EXERCISE INSTRUCTIONS => Repeat the entries that follow verbatim, without any of their pictures.

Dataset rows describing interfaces

* * * * *

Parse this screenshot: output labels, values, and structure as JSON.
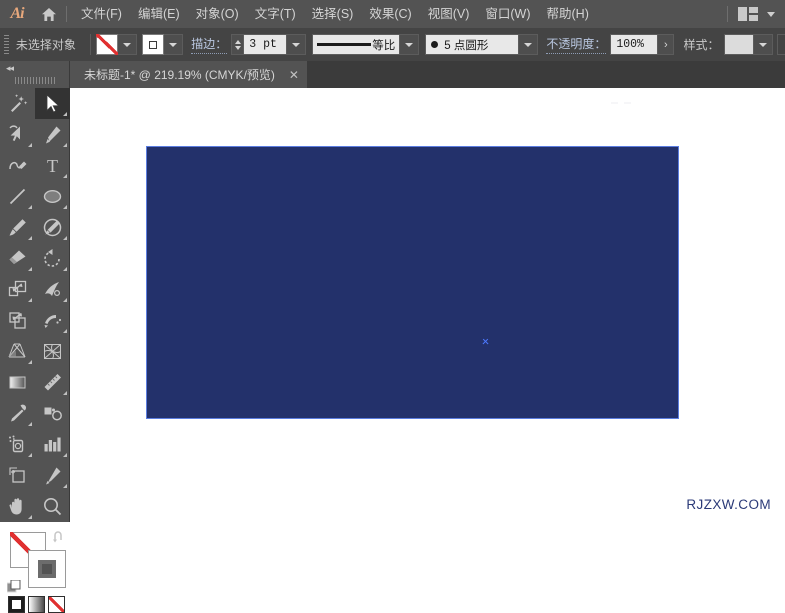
{
  "app": {
    "name": "Ai",
    "logo_color": "#e8a87c"
  },
  "menubar": {
    "home_icon": "home-icon",
    "items": [
      {
        "label": "文件(F)",
        "name": "menu-file"
      },
      {
        "label": "编辑(E)",
        "name": "menu-edit"
      },
      {
        "label": "对象(O)",
        "name": "menu-object"
      },
      {
        "label": "文字(T)",
        "name": "menu-type"
      },
      {
        "label": "选择(S)",
        "name": "menu-select"
      },
      {
        "label": "效果(C)",
        "name": "menu-effect"
      },
      {
        "label": "视图(V)",
        "name": "menu-view"
      },
      {
        "label": "窗口(W)",
        "name": "menu-window"
      },
      {
        "label": "帮助(H)",
        "name": "menu-help"
      }
    ],
    "arrange_icon": "arrange-documents-icon",
    "arrange_chevron": "chevron-down-icon"
  },
  "optionsbar": {
    "selection_label": "未选择对象",
    "fill_swatch": "none-fill-swatch",
    "fill_chevron": "chevron-down-icon",
    "stroke_swatch": "stroke-color-swatch",
    "stroke_chevron": "chevron-down-icon",
    "stroke_label": "描边：",
    "stroke_weight": "3 pt",
    "weight_chevron": "chevron-down-icon",
    "profile_label": "等比",
    "profile_chevron": "chevron-down-icon",
    "brush_label": "5 点圆形",
    "brush_chevron": "chevron-down-icon",
    "opacity_label": "不透明度：",
    "opacity_value": "100%",
    "opacity_arrow": "›",
    "style_label": "样式：",
    "style_chevron": "chevron-down-icon"
  },
  "tabbar": {
    "document_title": "未标题-1* @ 219.19% (CMYK/预览)",
    "close_glyph": "✕"
  },
  "toolbar": {
    "collapse_glyph": "◂◂",
    "grip": "panel-grip",
    "tools": [
      {
        "name": "magic-wand-tool",
        "active": false,
        "more": false
      },
      {
        "name": "selection-tool",
        "active": true,
        "more": true
      },
      {
        "name": "direct-selection-tool",
        "active": false,
        "more": true
      },
      {
        "name": "pen-tool",
        "active": false,
        "more": true
      },
      {
        "name": "curvature-tool",
        "active": false,
        "more": false
      },
      {
        "name": "type-tool",
        "active": false,
        "more": true
      },
      {
        "name": "line-segment-tool",
        "active": false,
        "more": true
      },
      {
        "name": "ellipse-tool",
        "active": false,
        "more": true
      },
      {
        "name": "paintbrush-tool",
        "active": false,
        "more": true
      },
      {
        "name": "shaper-tool",
        "active": false,
        "more": true
      },
      {
        "name": "eraser-tool",
        "active": false,
        "more": true
      },
      {
        "name": "rotate-tool",
        "active": false,
        "more": true
      },
      {
        "name": "scale-tool",
        "active": false,
        "more": true
      },
      {
        "name": "width-tool",
        "active": false,
        "more": true
      },
      {
        "name": "free-transform-tool",
        "active": false,
        "more": false
      },
      {
        "name": "shape-builder-tool",
        "active": false,
        "more": true
      },
      {
        "name": "perspective-grid-tool",
        "active": false,
        "more": true
      },
      {
        "name": "mesh-tool",
        "active": false,
        "more": false
      },
      {
        "name": "gradient-tool",
        "active": false,
        "more": false
      },
      {
        "name": "measure-tool",
        "active": false,
        "more": true
      },
      {
        "name": "eyedropper-tool",
        "active": false,
        "more": true
      },
      {
        "name": "blend-tool",
        "active": false,
        "more": false
      },
      {
        "name": "symbol-sprayer-tool",
        "active": false,
        "more": true
      },
      {
        "name": "column-graph-tool",
        "active": false,
        "more": true
      },
      {
        "name": "artboard-tool",
        "active": false,
        "more": false
      },
      {
        "name": "slice-tool",
        "active": false,
        "more": true
      },
      {
        "name": "hand-tool",
        "active": false,
        "more": true
      },
      {
        "name": "zoom-tool",
        "active": false,
        "more": false
      }
    ],
    "fill_swatch": "fill-none-swatch",
    "stroke_swatch": "stroke-gray-swatch",
    "swap_icon": "swap-fill-stroke-icon",
    "default_icon": "default-fill-stroke-icon",
    "modes": [
      {
        "name": "color-mode-button"
      },
      {
        "name": "gradient-mode-button"
      },
      {
        "name": "none-mode-button"
      }
    ]
  },
  "canvas": {
    "artboard_fill": "#23316b",
    "artboard_border": "#5b7de0",
    "center_marker": "artboard-center-marker",
    "watermark": "RJZXW.COM"
  }
}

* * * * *

ANSWER TO THE PROBLEM =>
Parse this screenshot: output labels, values, and structure as JSON.
{
  "app": {
    "name": "Ai",
    "logo_color": "#e8a87c"
  },
  "menubar": {
    "home_icon": "home-icon",
    "items": [
      {
        "label": "文件(F)",
        "name": "menu-file"
      },
      {
        "label": "编辑(E)",
        "name": "menu-edit"
      },
      {
        "label": "对象(O)",
        "name": "menu-object"
      },
      {
        "label": "文字(T)",
        "name": "menu-type"
      },
      {
        "label": "选择(S)",
        "name": "menu-select"
      },
      {
        "label": "效果(C)",
        "name": "menu-effect"
      },
      {
        "label": "视图(V)",
        "name": "menu-view"
      },
      {
        "label": "窗口(W)",
        "name": "menu-window"
      },
      {
        "label": "帮助(H)",
        "name": "menu-help"
      }
    ],
    "arrange_icon": "arrange-documents-icon",
    "arrange_chevron": "chevron-down-icon"
  },
  "optionsbar": {
    "selection_label": "未选择对象",
    "fill_swatch": "none-fill-swatch",
    "fill_chevron": "chevron-down-icon",
    "stroke_swatch": "stroke-color-swatch",
    "stroke_chevron": "chevron-down-icon",
    "stroke_label": "描边：",
    "stroke_weight": "3 pt",
    "weight_chevron": "chevron-down-icon",
    "profile_label": "等比",
    "profile_chevron": "chevron-down-icon",
    "brush_label": "5 点圆形",
    "brush_chevron": "chevron-down-icon",
    "opacity_label": "不透明度：",
    "opacity_value": "100%",
    "opacity_arrow": "›",
    "style_label": "样式：",
    "style_chevron": "chevron-down-icon"
  },
  "tabbar": {
    "document_title": "未标题-1* @ 219.19% (CMYK/预览)",
    "close_glyph": "✕"
  },
  "toolbar": {
    "collapse_glyph": "◂◂",
    "grip": "panel-grip",
    "tools": [
      {
        "name": "magic-wand-tool",
        "active": false,
        "more": false
      },
      {
        "name": "selection-tool",
        "active": true,
        "more": true
      },
      {
        "name": "direct-selection-tool",
        "active": false,
        "more": true
      },
      {
        "name": "pen-tool",
        "active": false,
        "more": true
      },
      {
        "name": "curvature-tool",
        "active": false,
        "more": false
      },
      {
        "name": "type-tool",
        "active": false,
        "more": true
      },
      {
        "name": "line-segment-tool",
        "active": false,
        "more": true
      },
      {
        "name": "ellipse-tool",
        "active": false,
        "more": true
      },
      {
        "name": "paintbrush-tool",
        "active": false,
        "more": true
      },
      {
        "name": "shaper-tool",
        "active": false,
        "more": true
      },
      {
        "name": "eraser-tool",
        "active": false,
        "more": true
      },
      {
        "name": "rotate-tool",
        "active": false,
        "more": true
      },
      {
        "name": "scale-tool",
        "active": false,
        "more": true
      },
      {
        "name": "width-tool",
        "active": false,
        "more": true
      },
      {
        "name": "free-transform-tool",
        "active": false,
        "more": false
      },
      {
        "name": "shape-builder-tool",
        "active": false,
        "more": true
      },
      {
        "name": "perspective-grid-tool",
        "active": false,
        "more": true
      },
      {
        "name": "mesh-tool",
        "active": false,
        "more": false
      },
      {
        "name": "gradient-tool",
        "active": false,
        "more": false
      },
      {
        "name": "measure-tool",
        "active": false,
        "more": true
      },
      {
        "name": "eyedropper-tool",
        "active": false,
        "more": true
      },
      {
        "name": "blend-tool",
        "active": false,
        "more": false
      },
      {
        "name": "symbol-sprayer-tool",
        "active": false,
        "more": true
      },
      {
        "name": "column-graph-tool",
        "active": false,
        "more": true
      },
      {
        "name": "artboard-tool",
        "active": false,
        "more": false
      },
      {
        "name": "slice-tool",
        "active": false,
        "more": true
      },
      {
        "name": "hand-tool",
        "active": false,
        "more": true
      },
      {
        "name": "zoom-tool",
        "active": false,
        "more": false
      }
    ],
    "fill_swatch": "fill-none-swatch",
    "stroke_swatch": "stroke-gray-swatch",
    "swap_icon": "swap-fill-stroke-icon",
    "default_icon": "default-fill-stroke-icon",
    "modes": [
      {
        "name": "color-mode-button"
      },
      {
        "name": "gradient-mode-button"
      },
      {
        "name": "none-mode-button"
      }
    ]
  },
  "canvas": {
    "artboard_fill": "#23316b",
    "artboard_border": "#5b7de0",
    "center_marker": "artboard-center-marker",
    "watermark": "RJZXW.COM"
  }
}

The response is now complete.